All our ports of entry employ stringent containment procedures to minimise the importation of COVID-19,’ said Health Minister Dr Zweli Mkhize in the statement issued on 4 May 2021.

The ship Eaubonne (IMO 9663104), sailed from the port of Kandla in India on 18 April on a 14-day voyage to Durban, where she arrived off port on 1 May, prior to entering port and berthing at Maydon Wharf 2 on 2 May at 2000.

During the voyage one of the crew members passed away and authorities in Durban were advised that he died of a heart attack.

The ship was carrying a cargo of 6,250 tons of rice to be discharged in Durban.

However, on 4 May dock workers and others working on the ship were told to stop all operations and that the vessel was under quarantine. Fourteen of the crew were taken for COVID-19 testing but the real worry is that a large number of dockworkers had already been exposed to the crew.

The European Sea Ports Organisation (ESPO) welcomes the adoption of the own-initiative (INI) report of TRAN-Committee Chair, Karima Delli*, on technical and operational measures for more efficient and cleaner maritime transport by the European Parliament. This was reported on 28 April.

It is understood that the report was adopted with 453 votes in favour, 92 against, and 154 abstentions.

The final text adopted in the European Parliament plenary contains many of the key strong points which are supported by ESPO:
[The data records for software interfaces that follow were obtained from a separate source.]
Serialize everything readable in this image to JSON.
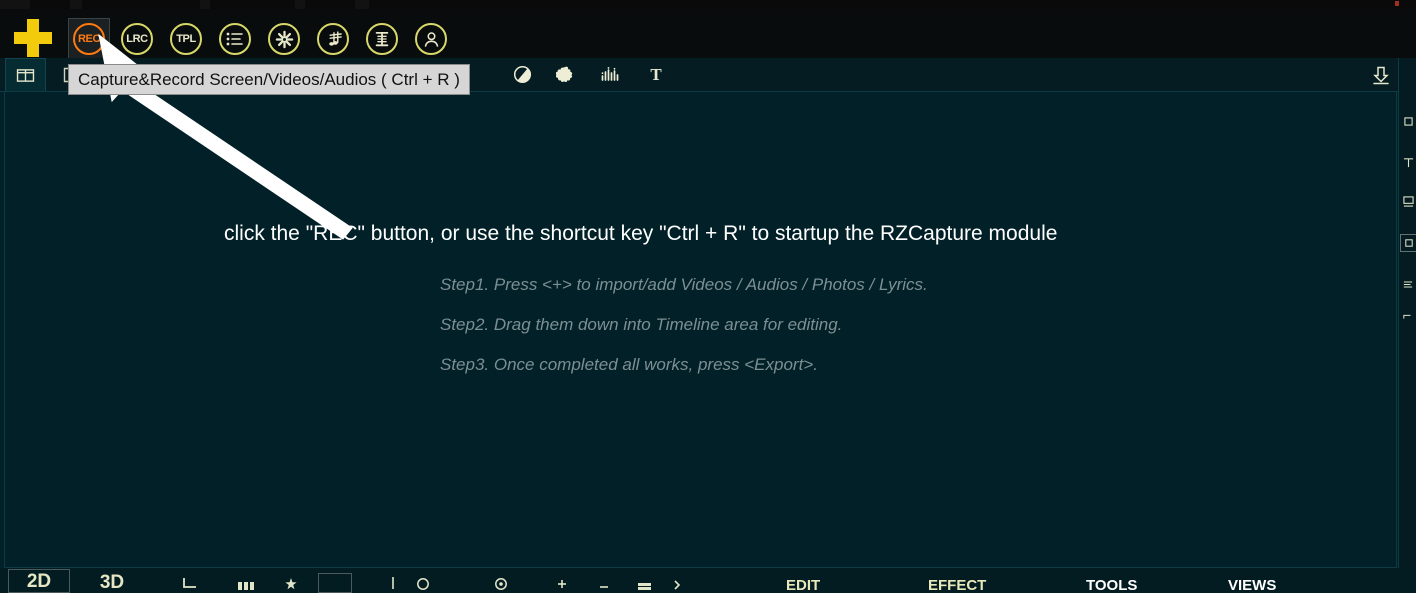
{
  "app": {
    "canvas_bg": "#022027",
    "toolbar_bg": "#090c0d",
    "accent_yellow": "#f2cc0c",
    "accent_orange": "#ff7a10",
    "icon_outline": "#d8d86a"
  },
  "toolbar": {
    "add_button_label": "+",
    "buttons": [
      {
        "label": "REC",
        "name": "rec-button",
        "kind": "text",
        "color": "#ff7a10",
        "active": true
      },
      {
        "label": "LRC",
        "name": "lrc-button",
        "kind": "text",
        "color": "#d8d86a",
        "active": false
      },
      {
        "label": "TPL",
        "name": "tpl-button",
        "kind": "text",
        "color": "#d8d86a",
        "active": false
      },
      {
        "label": "",
        "name": "playlist-icon",
        "kind": "list",
        "color": "#d8d86a",
        "active": false
      },
      {
        "label": "",
        "name": "effects-asterisk-icon",
        "kind": "asterisk",
        "color": "#d8d86a",
        "active": false
      },
      {
        "label": "",
        "name": "music-note-icon",
        "kind": "note",
        "color": "#d8d86a",
        "active": false
      },
      {
        "label": "",
        "name": "text-title-icon",
        "kind": "title",
        "color": "#d8d86a",
        "active": false
      },
      {
        "label": "",
        "name": "user-account-icon",
        "kind": "user",
        "color": "#d8d86a",
        "active": false
      }
    ]
  },
  "tooltip": {
    "text": "Capture&Record Screen/Videos/Audios ( Ctrl + R )"
  },
  "tabrow": {
    "tabs": [
      {
        "name": "tab-layout",
        "glyph": "layout",
        "active": true
      },
      {
        "name": "tab-document",
        "glyph": "doc",
        "active": false
      }
    ],
    "tools": [
      {
        "name": "color-wheel-icon",
        "glyph": "wheel"
      },
      {
        "name": "sticker-icon",
        "glyph": "star"
      },
      {
        "name": "equalizer-icon",
        "glyph": "equalizer"
      },
      {
        "name": "text-tool-icon",
        "glyph": "T"
      }
    ],
    "import_icon": "download-arrow-icon"
  },
  "canvas": {
    "annotation": "click the \"REC\" button, or use the shortcut key \"Ctrl + R\" to startup the RZCapture module",
    "steps": [
      "Step1. Press <+> to import/add Videos / Audios / Photos / Lyrics.",
      "Step2. Drag them down into Timeline area for editing.",
      "Step3. Once completed all works, press <Export>."
    ]
  },
  "right_rail": {
    "items": [
      {
        "name": "rail-item-layers",
        "glyph": "▫"
      },
      {
        "name": "rail-item-panel",
        "glyph": "⊤"
      },
      {
        "name": "rail-item-frame",
        "glyph": "▄"
      },
      {
        "name": "rail-item-selected",
        "glyph": "▢",
        "selected": true
      },
      {
        "name": "rail-item-list",
        "glyph": "≡"
      },
      {
        "name": "rail-item-more",
        "glyph": "⌐"
      }
    ]
  },
  "bottombar": {
    "view_buttons": [
      {
        "name": "view-2d-button",
        "label": "2D",
        "framed": true
      },
      {
        "name": "view-3d-button",
        "label": "3D",
        "framed": false
      }
    ],
    "icons": [
      {
        "name": "crop-icon",
        "glyph": "⌐"
      },
      {
        "name": "grid-icon",
        "glyph": "▮▮▮"
      },
      {
        "name": "pin-icon",
        "glyph": "✦"
      },
      {
        "name": "frame-box-icon",
        "glyph": ""
      },
      {
        "name": "divider-icon",
        "glyph": "|"
      },
      {
        "name": "zoom-out-icon",
        "glyph": "◯"
      },
      {
        "name": "zoom-in-icon",
        "glyph": "◉"
      },
      {
        "name": "plus-small-icon",
        "glyph": "+"
      },
      {
        "name": "minus-small-icon",
        "glyph": "−"
      },
      {
        "name": "bars-icon",
        "glyph": "≡"
      },
      {
        "name": "play-icon",
        "glyph": "›"
      }
    ],
    "menus": [
      {
        "name": "menu-edit",
        "label": "EDIT",
        "color": "#e8e8b8"
      },
      {
        "name": "menu-effect",
        "label": "EFFECT",
        "color": "#e8e8b8"
      },
      {
        "name": "menu-tools",
        "label": "TOOLS",
        "color": "#ffffff"
      },
      {
        "name": "menu-views",
        "label": "VIEWS",
        "color": "#ffffff"
      }
    ]
  }
}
  • The recognition of the strategic role of ports as hubs of transport, energy industry and blue economy.
  • The recognition of the cross-border dimension of maritime ports.
  • Support for bottom-up initiatives for zero-emission ports.
  • The need for a revised concept of Motorways of the Sea.
  • Acknowledgment of the role of ports in the review of TEN-T.
  • Support for a modal shift towards short-sea shipping.
  • A push for sufficient funding to both deliver the greening agenda and ensure the multimodal connectivity of Europe’s seaports.